The data below must be returned in full and exactly.

[Web page and app entries]
Segment Open
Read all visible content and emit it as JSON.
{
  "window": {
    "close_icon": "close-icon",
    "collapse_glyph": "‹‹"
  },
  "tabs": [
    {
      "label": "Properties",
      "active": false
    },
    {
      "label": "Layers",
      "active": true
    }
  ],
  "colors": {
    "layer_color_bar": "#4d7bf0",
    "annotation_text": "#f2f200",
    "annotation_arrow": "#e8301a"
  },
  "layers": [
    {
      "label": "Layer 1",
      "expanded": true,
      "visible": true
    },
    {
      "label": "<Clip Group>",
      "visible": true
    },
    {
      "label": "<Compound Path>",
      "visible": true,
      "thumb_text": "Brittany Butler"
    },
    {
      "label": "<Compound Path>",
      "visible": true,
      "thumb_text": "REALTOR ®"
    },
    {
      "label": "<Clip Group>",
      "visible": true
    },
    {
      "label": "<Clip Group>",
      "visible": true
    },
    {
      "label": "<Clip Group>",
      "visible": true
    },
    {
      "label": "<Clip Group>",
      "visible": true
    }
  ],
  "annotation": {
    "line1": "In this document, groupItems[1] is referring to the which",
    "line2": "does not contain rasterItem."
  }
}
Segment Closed
Reply to the exercise =>
Read all visible content and emit it as JSON.
{
  "window": {
    "close_icon": "close-icon",
    "collapse_glyph": "‹‹"
  },
  "tabs": [
    {
      "label": "Properties",
      "active": false
    },
    {
      "label": "Layers",
      "active": true
    }
  ],
  "colors": {
    "layer_color_bar": "#4d7bf0",
    "annotation_text": "#f2f200",
    "annotation_arrow": "#e8301a"
  },
  "layers": [
    {
      "label": "Layer 1",
      "expanded": true,
      "visible": true
    },
    {
      "label": "<Clip Group>",
      "visible": true
    },
    {
      "label": "<Compound Path>",
      "visible": true,
      "thumb_text": "Brittany Butler"
    },
    {
      "label": "<Compound Path>",
      "visible": true,
      "thumb_text": "REALTOR ®"
    },
    {
      "label": "<Clip Group>",
      "visible": true
    },
    {
      "label": "<Clip Group>",
      "visible": true
    },
    {
      "label": "<Clip Group>",
      "visible": true
    },
    {
      "label": "<Clip Group>",
      "visible": true
    }
  ],
  "annotation": {
    "line1": "In this document, groupItems[1] is referring to the which",
    "line2": "does not contain rasterItem."
  }
}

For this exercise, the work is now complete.